■ **Records provided**:
+--

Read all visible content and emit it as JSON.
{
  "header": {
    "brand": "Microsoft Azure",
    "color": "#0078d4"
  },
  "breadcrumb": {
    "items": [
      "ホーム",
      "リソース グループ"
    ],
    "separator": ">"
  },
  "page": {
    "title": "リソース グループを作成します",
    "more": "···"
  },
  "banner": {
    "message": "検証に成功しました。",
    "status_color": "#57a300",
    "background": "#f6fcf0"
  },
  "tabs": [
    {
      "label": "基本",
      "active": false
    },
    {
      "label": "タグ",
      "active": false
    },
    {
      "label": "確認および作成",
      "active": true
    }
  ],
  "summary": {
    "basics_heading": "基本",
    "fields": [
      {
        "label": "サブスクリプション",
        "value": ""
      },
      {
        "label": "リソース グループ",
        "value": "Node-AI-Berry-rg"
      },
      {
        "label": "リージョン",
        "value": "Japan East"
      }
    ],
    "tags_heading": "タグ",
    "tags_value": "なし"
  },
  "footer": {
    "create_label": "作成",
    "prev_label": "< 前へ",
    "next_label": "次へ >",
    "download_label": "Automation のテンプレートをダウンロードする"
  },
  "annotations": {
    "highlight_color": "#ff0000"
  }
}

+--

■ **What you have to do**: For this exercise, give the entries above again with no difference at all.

■ **Result**:
Read all visible content and emit it as JSON.
{
  "header": {
    "brand": "Microsoft Azure",
    "color": "#0078d4"
  },
  "breadcrumb": {
    "items": [
      "ホーム",
      "リソース グループ"
    ],
    "separator": ">"
  },
  "page": {
    "title": "リソース グループを作成します",
    "more": "···"
  },
  "banner": {
    "message": "検証に成功しました。",
    "status_color": "#57a300",
    "background": "#f6fcf0"
  },
  "tabs": [
    {
      "label": "基本",
      "active": false
    },
    {
      "label": "タグ",
      "active": false
    },
    {
      "label": "確認および作成",
      "active": true
    }
  ],
  "summary": {
    "basics_heading": "基本",
    "fields": [
      {
        "label": "サブスクリプション",
        "value": ""
      },
      {
        "label": "リソース グループ",
        "value": "Node-AI-Berry-rg"
      },
      {
        "label": "リージョン",
        "value": "Japan East"
      }
    ],
    "tags_heading": "タグ",
    "tags_value": "なし"
  },
  "footer": {
    "create_label": "作成",
    "prev_label": "< 前へ",
    "next_label": "次へ >",
    "download_label": "Automation のテンプレートをダウンロードする"
  },
  "annotations": {
    "highlight_color": "#ff0000"
  }
}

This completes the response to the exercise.